Big-Raven lived with his people. Eme'mqut married
[paragraph continues] Grass-Woman. Eme'mqut said to his wife, "Let us go out." She said, "It seems that you are going to do wrong." He said, "Why should I? This time I shall not do so." He went out into the open country and came home, having killed wild reindeer. Then he staid for a night in the open. After that he staid for two nights and very soon all the time. Grass-Woman went for a visit to her father Root-Man. She came and looked through the vent-hole, she quietly looked in and saw that just then Eme'mqut had split Root-Man in twain. He was eating his own father-in-law.
Grass-Woman went to her open-country house and
entered it. She put one small louse into the inner room, and another into the storehouse. Then she fled to Big-Raven's (house). She came to Big-Raven's, and said, "I do not know what has happened to Eme'mqut." They constructed a raised platform. Oh, Eme'mqut came to the open-country house, and he called, "Grass-Woman!" and it answered from the house, "Oh!" He came to the storehouse and called again, "Grass-Woman!" and it answered from the storehouse "Oh!" He recognized the voice of those small lice. He said, "The deuce! She is deceiving me!" He said, "Maybe I shall not be able to eat those people!" He came (to Big-Raven's house). The people were sitting on a raised platform. Eme'mqut
said, "Maybe I shall not be able to eat them, since they have constructed a platform!"
He approached, and began to lick with his tongue (the supports of the platform). Big-Raven cut at his tongue with a hatchet. He broke the edge of the hatchet; and when he examined it, it was quite jagged, like the broken gums (of an old man). (He did) the same with an axe; then he examined it, and it was also all jagged.
Big-Raven said, "Well then, Grass-Woman, give him his own offspring!" She dropped their small son into his mouth, and he spat out mere broken bones. Then Big-Raven said to him, "Well, then listen to me! Since you are like that, listen to me! just do try and eat your own body!" Immediately he began to gnaw the points

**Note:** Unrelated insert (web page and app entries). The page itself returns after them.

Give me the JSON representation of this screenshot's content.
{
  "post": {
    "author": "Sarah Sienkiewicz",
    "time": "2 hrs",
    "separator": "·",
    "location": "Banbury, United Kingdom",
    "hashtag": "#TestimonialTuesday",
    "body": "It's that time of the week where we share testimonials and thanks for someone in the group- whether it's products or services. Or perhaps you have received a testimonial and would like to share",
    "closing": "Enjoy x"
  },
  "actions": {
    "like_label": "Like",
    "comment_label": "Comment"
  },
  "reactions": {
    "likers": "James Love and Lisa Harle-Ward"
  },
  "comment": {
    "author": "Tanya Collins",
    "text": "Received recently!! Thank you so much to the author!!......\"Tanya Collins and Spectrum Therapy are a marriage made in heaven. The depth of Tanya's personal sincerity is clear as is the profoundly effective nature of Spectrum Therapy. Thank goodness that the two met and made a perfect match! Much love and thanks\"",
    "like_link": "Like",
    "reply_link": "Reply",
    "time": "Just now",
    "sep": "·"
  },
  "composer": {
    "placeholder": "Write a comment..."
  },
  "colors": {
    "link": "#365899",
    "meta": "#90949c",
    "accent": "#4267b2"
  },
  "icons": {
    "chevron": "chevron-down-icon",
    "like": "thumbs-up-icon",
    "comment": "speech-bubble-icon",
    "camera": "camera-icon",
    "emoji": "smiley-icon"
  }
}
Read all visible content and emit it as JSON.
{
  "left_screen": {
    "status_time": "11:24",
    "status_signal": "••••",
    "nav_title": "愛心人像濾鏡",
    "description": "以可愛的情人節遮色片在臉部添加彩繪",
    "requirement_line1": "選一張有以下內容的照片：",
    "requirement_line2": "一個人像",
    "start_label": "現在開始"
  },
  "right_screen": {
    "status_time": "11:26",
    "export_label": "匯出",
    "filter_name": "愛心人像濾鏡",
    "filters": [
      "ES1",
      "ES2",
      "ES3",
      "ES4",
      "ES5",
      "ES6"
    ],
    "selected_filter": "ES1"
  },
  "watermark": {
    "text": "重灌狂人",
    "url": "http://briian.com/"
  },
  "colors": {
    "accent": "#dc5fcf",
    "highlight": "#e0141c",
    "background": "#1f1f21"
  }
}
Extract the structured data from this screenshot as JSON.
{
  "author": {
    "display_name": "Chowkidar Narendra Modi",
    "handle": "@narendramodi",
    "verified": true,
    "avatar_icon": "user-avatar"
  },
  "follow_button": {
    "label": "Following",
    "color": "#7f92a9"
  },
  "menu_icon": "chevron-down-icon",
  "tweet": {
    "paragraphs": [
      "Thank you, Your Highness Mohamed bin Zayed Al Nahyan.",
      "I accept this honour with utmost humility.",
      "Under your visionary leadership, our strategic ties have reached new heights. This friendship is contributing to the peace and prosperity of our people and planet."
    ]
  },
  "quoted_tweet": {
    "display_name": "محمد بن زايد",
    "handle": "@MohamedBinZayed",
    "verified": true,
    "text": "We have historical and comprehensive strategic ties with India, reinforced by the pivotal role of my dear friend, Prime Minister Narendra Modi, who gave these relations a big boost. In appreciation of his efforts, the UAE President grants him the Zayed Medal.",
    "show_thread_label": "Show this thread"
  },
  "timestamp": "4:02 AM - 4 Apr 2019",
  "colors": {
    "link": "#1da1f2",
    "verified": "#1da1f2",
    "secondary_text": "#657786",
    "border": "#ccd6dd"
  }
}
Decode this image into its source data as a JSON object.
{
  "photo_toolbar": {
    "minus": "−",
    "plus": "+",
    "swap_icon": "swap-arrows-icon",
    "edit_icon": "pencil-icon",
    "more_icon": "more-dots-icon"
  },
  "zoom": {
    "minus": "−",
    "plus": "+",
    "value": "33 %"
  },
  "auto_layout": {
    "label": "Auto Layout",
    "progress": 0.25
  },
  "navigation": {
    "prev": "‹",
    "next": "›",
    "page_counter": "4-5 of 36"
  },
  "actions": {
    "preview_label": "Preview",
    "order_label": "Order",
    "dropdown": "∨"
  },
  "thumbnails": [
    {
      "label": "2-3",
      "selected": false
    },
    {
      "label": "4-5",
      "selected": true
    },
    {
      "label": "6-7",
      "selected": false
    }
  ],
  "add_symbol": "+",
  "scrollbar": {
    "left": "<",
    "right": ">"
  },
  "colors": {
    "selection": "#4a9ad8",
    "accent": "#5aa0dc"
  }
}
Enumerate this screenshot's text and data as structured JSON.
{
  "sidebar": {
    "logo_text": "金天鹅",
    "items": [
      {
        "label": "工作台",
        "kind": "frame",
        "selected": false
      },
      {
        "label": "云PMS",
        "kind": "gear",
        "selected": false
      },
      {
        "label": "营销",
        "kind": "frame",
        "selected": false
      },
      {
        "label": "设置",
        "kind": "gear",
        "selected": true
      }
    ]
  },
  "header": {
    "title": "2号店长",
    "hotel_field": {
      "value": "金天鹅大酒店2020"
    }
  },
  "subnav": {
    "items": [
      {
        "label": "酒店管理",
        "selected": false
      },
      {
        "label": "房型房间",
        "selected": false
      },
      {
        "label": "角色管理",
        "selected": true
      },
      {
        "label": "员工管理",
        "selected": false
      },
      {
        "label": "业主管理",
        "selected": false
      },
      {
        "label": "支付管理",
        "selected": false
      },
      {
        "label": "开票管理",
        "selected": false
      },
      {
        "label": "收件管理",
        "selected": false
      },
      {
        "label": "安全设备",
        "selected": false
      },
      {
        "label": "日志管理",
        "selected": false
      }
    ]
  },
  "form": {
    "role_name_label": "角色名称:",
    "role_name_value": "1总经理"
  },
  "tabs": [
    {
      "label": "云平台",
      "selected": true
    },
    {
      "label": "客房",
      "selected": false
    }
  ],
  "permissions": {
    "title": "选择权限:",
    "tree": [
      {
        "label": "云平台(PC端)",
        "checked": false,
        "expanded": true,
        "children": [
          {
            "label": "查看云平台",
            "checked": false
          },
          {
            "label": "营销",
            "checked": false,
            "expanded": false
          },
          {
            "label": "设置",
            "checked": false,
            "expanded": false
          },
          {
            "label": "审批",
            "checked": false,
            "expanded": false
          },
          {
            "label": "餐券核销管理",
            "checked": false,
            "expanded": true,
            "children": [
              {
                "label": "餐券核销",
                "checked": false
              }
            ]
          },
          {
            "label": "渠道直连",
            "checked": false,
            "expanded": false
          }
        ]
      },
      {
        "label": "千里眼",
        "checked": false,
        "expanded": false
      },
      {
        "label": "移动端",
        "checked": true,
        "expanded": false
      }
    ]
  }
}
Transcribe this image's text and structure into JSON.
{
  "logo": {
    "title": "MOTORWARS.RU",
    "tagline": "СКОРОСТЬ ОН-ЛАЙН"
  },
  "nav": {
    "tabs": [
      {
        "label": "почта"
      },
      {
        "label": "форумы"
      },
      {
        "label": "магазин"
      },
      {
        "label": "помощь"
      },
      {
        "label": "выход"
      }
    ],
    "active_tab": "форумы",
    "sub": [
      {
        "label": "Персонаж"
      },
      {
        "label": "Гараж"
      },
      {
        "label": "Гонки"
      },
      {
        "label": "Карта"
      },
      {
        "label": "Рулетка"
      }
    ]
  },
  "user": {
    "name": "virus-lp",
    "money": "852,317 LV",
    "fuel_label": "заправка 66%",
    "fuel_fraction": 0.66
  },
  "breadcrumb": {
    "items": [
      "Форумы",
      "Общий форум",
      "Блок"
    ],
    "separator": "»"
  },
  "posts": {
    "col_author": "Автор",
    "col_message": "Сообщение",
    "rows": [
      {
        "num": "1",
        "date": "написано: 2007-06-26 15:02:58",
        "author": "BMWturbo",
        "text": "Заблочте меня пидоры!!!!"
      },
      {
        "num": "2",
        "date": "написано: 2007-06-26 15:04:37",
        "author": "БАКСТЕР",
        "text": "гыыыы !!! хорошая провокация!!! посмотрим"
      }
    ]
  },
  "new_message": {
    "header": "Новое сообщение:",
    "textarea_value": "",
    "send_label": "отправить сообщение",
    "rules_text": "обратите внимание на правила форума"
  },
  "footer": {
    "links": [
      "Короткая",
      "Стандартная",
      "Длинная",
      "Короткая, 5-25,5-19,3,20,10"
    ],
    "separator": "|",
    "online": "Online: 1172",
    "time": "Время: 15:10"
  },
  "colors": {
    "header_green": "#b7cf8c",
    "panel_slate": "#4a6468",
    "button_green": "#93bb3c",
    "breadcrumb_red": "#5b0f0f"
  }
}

of the nails of his own toes. After that he consumed his legs; then his body, arms, and shoulders. At last merely the neck was left, merely the throat. Then only did he die. After a while they burned him.
One time they were sitting in the dark. Their fire had just gone out, and Yini'a-ña'wġut said to her sister, "Let us go and stop up the smoke-hole!" They stopped up the smoke-hole; and then they began to say, "Those two are coming back! (One of them) is carrying something on his shoulders. It seems to be Eme'mqut, carrying his little son." (Indeed,) those two came and said, "Bring out the fire!" The women carried out the fire. They fed the fire (with sacrifice). Then only did the new-comers enter.
From that time on he ceased to say, "Let us go to the open country!" They staid at home all the time. They lost all desire to roam in all directions and to all places. They staid at home at the same place. That is all.
53:1 Compare W. Jochelson, The Koryak, l. c., No. 108. p. 295.